This was probably a holdover from Macedonian practice and seems to have been a relatively fluid system. Most kings didn’t designate a primary wife and neither wife nor son’s prominence was certain. A favored wife could find her power given to another. A son who was named heir presumptive could see that position taken from him by his father and bestowed on another. Half-brothers scrambled to prove each other illegitimate. Infighting was semi-constant and power never secure.
Why would a king risk that sort of instability? For several reasons. Having multiple wives allowed for the possibility of multiple marriage alliances with both local families and foreign powers.

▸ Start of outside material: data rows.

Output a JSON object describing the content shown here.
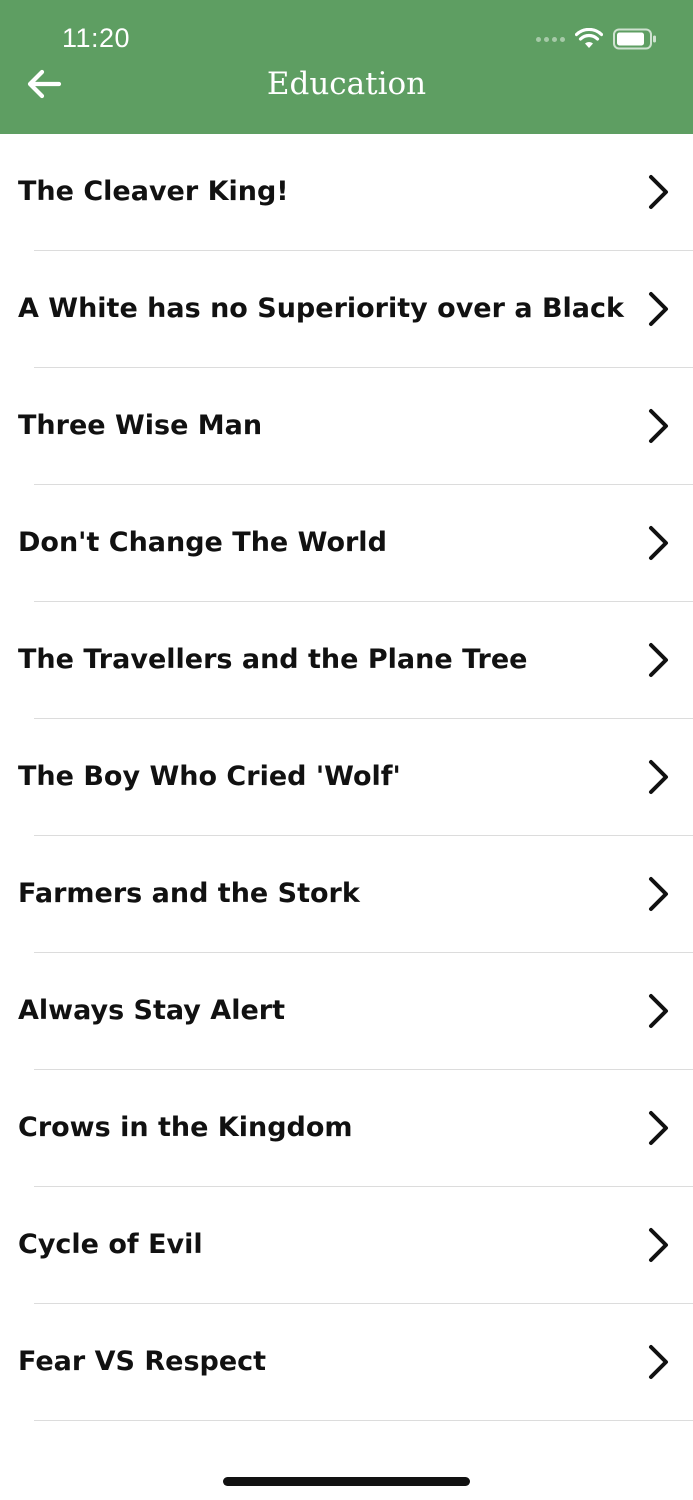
{
  "status_bar": {
    "time": "11:20"
  },
  "header": {
    "title": "Education",
    "background_color": "#5e9e62"
  },
  "icons": {
    "back": "arrow-left-icon",
    "row": "chevron-right-icon"
  },
  "items": [
    {
      "label": "The Cleaver King!"
    },
    {
      "label": "A White has no Superiority over a Black"
    },
    {
      "label": "Three Wise Man"
    },
    {
      "label": "Don't Change The World"
    },
    {
      "label": "The Travellers and the Plane Tree"
    },
    {
      "label": "The Boy Who Cried 'Wolf'"
    },
    {
      "label": "Farmers and the Stork"
    },
    {
      "label": "Always Stay Alert"
    },
    {
      "label": "Crows in the Kingdom"
    },
    {
      "label": "Cycle of Evil"
    },
    {
      "label": "Fear VS Respect"
    }
  ]
}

It also meant that if one wife didn’t produce any male heirs, another might. The potential for infighting was preferable to the lack of an heir.
What about the women themselves? Marriage alliances could benefit a wife almost as much as they did her husband, especially if her family was physically nearby. If she had a son, she could rise to become the king’s most important wife and then maybe even the next king’s mother, both positions of significant power. Even if a wife had no sons, she could ally herself with one who did and obtain power and prestige that way.

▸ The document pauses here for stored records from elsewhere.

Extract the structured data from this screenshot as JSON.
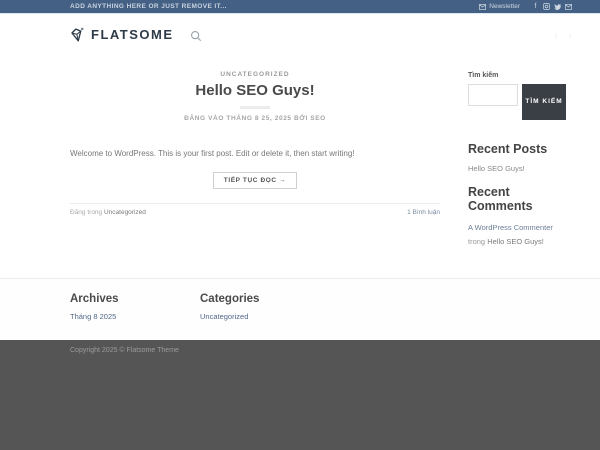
{
  "topbar": {
    "left_text": "ADD ANYTHING HERE OR JUST REMOVE IT...",
    "newsletter_label": "Newsletter",
    "facebook_glyph": "f",
    "icons": [
      "envelope-icon",
      "facebook-icon",
      "instagram-icon",
      "twitter-icon",
      "email-icon"
    ]
  },
  "header": {
    "logo_text": "FLATSOME",
    "search_icon": "magnifier-icon",
    "prev_arrow": "‹",
    "next_arrow": "›"
  },
  "post": {
    "category": "UNCATEGORIZED",
    "title": "Hello SEO Guys!",
    "meta": "ĐĂNG VÀO THÁNG 8 25, 2025 BỞI SEO",
    "excerpt": "Welcome to WordPress. This is your first post. Edit or delete it, then start writing!",
    "read_more_label": "TIẾP TỤC ĐỌC →",
    "posted_in_label": "Đăng trong ",
    "posted_in_link": "Uncategorized",
    "comments_link": "1 Bình luận"
  },
  "sidebar": {
    "search_label": "Tìm kiếm",
    "search_input_value": "",
    "search_button_label": "TÌM KIẾM",
    "recent_posts_title": "Recent Posts",
    "recent_posts": [
      "Hello SEO Guys!"
    ],
    "recent_comments_title": "Recent Comments",
    "recent_comments": [
      {
        "author": "A WordPress Commenter",
        "in_label": "trong ",
        "post": "Hello SEO Guys!"
      }
    ]
  },
  "footer": {
    "archives_title": "Archives",
    "archives": [
      "Tháng 8 2025"
    ],
    "categories_title": "Categories",
    "categories": [
      "Uncategorized"
    ],
    "copyright": "Copyright 2025 © Flatsome Theme"
  },
  "colors": {
    "topbar_bg": "#446084",
    "button_dark": "#3a3f45",
    "footer_dark": "#555555",
    "link_blue": "#52688a",
    "title_text": "#4a4a4a"
  }
}
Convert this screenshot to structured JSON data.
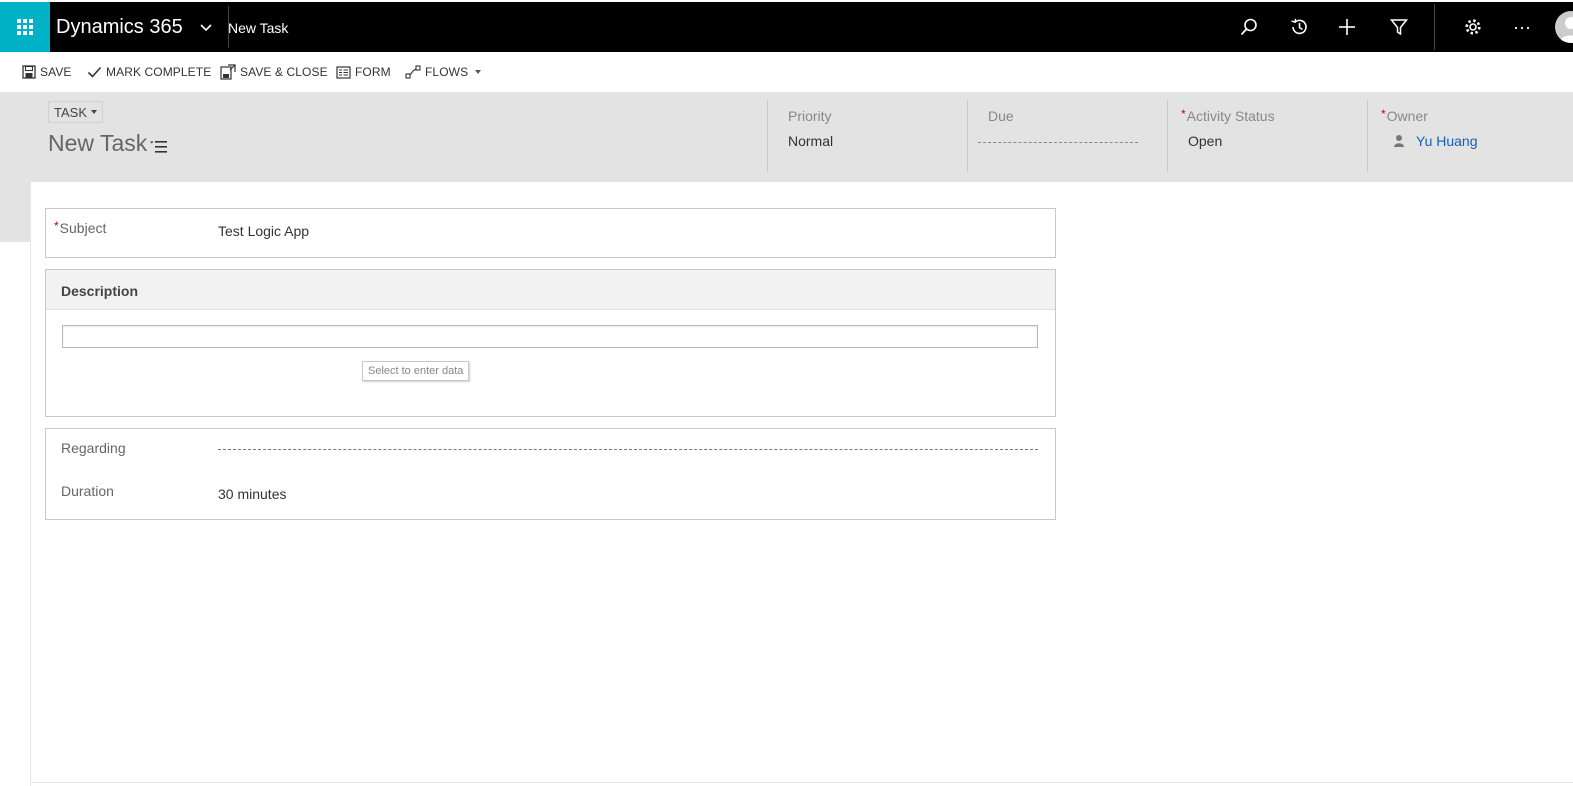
{
  "nav": {
    "app_title": "Dynamics 365",
    "page_crumb": "New Task",
    "icons": [
      "waffle-icon",
      "chevron-down-icon",
      "search-icon",
      "history-icon",
      "plus-icon",
      "filter-icon",
      "gear-icon",
      "more-icon",
      "avatar"
    ]
  },
  "toolbar": {
    "save_label": "SAVE",
    "mark_complete_label": "MARK COMPLETE",
    "save_close_label": "SAVE & CLOSE",
    "form_label": "FORM",
    "flows_label": "FLOWS"
  },
  "header": {
    "entity_label": "TASK",
    "record_title": "New Task",
    "fields": {
      "priority": {
        "label": "Priority",
        "value": "Normal"
      },
      "due": {
        "label": "Due",
        "value": ""
      },
      "activity_status": {
        "label": "Activity Status",
        "value": "Open",
        "required": true
      },
      "owner": {
        "label": "Owner",
        "value": "Yu Huang",
        "required": true
      }
    }
  },
  "form": {
    "subject": {
      "label": "Subject",
      "value": "Test Logic App",
      "required": true
    },
    "description": {
      "title": "Description",
      "value": "",
      "tooltip": "Select to enter data"
    },
    "regarding": {
      "label": "Regarding",
      "value": ""
    },
    "duration": {
      "label": "Duration",
      "value": "30 minutes"
    }
  },
  "colors": {
    "accent": "#00b2c8",
    "nav_bg": "#000000",
    "header_bg": "#e3e3e3",
    "link": "#1160b7",
    "required": "#cc0000"
  }
}
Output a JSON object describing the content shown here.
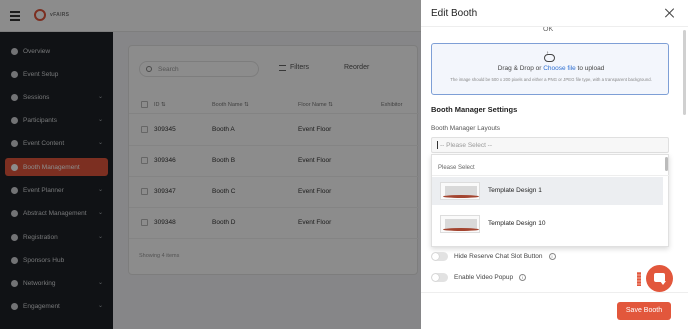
{
  "app": {
    "logo_text": "vFAIRS"
  },
  "sidebar": {
    "items": [
      {
        "label": "Overview",
        "icon": "dashboard-icon",
        "chevron": ""
      },
      {
        "label": "Event Setup",
        "icon": "settings-icon",
        "chevron": ""
      },
      {
        "label": "Sessions",
        "icon": "sessions-icon",
        "chevron": "⌄"
      },
      {
        "label": "Participants",
        "icon": "users-icon",
        "chevron": "⌄"
      },
      {
        "label": "Event Content",
        "icon": "content-icon",
        "chevron": "⌄"
      },
      {
        "label": "Booth Management",
        "icon": "booth-icon",
        "chevron": "",
        "active": true
      },
      {
        "label": "Event Planner",
        "icon": "planner-icon",
        "chevron": "⌄"
      },
      {
        "label": "Abstract Management",
        "icon": "abstract-icon",
        "chevron": "⌄"
      },
      {
        "label": "Registration",
        "icon": "registration-icon",
        "chevron": "⌄"
      },
      {
        "label": "Sponsors Hub",
        "icon": "sponsors-icon",
        "chevron": ""
      },
      {
        "label": "Networking",
        "icon": "networking-icon",
        "chevron": "⌄"
      },
      {
        "label": "Engagement",
        "icon": "engagement-icon",
        "chevron": "⌄"
      }
    ]
  },
  "main": {
    "search_placeholder": "Search",
    "filters_label": "Filters",
    "reorder_label": "Reorder",
    "columns": [
      "ID ⇅",
      "Booth Name ⇅",
      "Floor Name ⇅",
      "Exhibitor"
    ],
    "rows": [
      {
        "id": "309345",
        "name": "Booth A",
        "floor": "Event Floor"
      },
      {
        "id": "309346",
        "name": "Booth B",
        "floor": "Event Floor"
      },
      {
        "id": "309347",
        "name": "Booth C",
        "floor": "Event Floor"
      },
      {
        "id": "309348",
        "name": "Booth D",
        "floor": "Event Floor"
      }
    ],
    "showing_text": "Showing 4 items"
  },
  "drawer": {
    "title": "Edit Booth",
    "ok_text": "OK",
    "dropzone": {
      "text_before": "Drag & Drop or ",
      "link": "Choose file",
      "text_after": " to upload",
      "hint": "The image should be 500 x 200 pixels and either a PNG or JPEG file type, with a transparent background."
    },
    "section_title": "Booth Manager Settings",
    "layouts_label": "Booth Manager Layouts",
    "select_placeholder": "-- Please Select --",
    "dropdown": {
      "placeholder": "Please Select",
      "options": [
        "Template Design 1",
        "Template Design 10"
      ]
    },
    "toggles": [
      {
        "label": "Hide Reserve Chat Slot Button"
      },
      {
        "label": "Enable Video Popup"
      }
    ],
    "save_label": "Save Booth"
  },
  "colors": {
    "accent": "#e2573c",
    "sidebar_bg": "#1e2227",
    "link": "#2e6fd1",
    "dropzone_border": "#7e9fd6"
  }
}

Some examples are pretty clear-cut. Phillip II had seven wives, the most famous of whom, Olympias, was the mother of Alexander the Great and a fierce political player herself. Ptolemy VIII married both his sister Cleopatra II and his niece Cleopatra III. The marriages of Antiochos II first to Laodike I, then to Berenike, follow more in terms of serial monogamy, but his return to Laodike might share continuity with his predecessors’ practice.
Pomeroy, Sarah. Goddesses, Whores, Wives, and Slaves: Women in Classical Antiquity. New York: Pantheon Books, 1995.
Shipley, Graham. The Greek World after Alexander 323-30 B.C. New York: Routledge, 2000.
Carney, Elizabeth Donnelly. Women and Monarchy in Macedonia. University of Oklahoma Press, 2000. [Can be found on Google Books here.]
Review of Ogden, Polygamy, Prostitutes, and Death: the Hellenistic Dynasties - Bryn Mawr Classical Review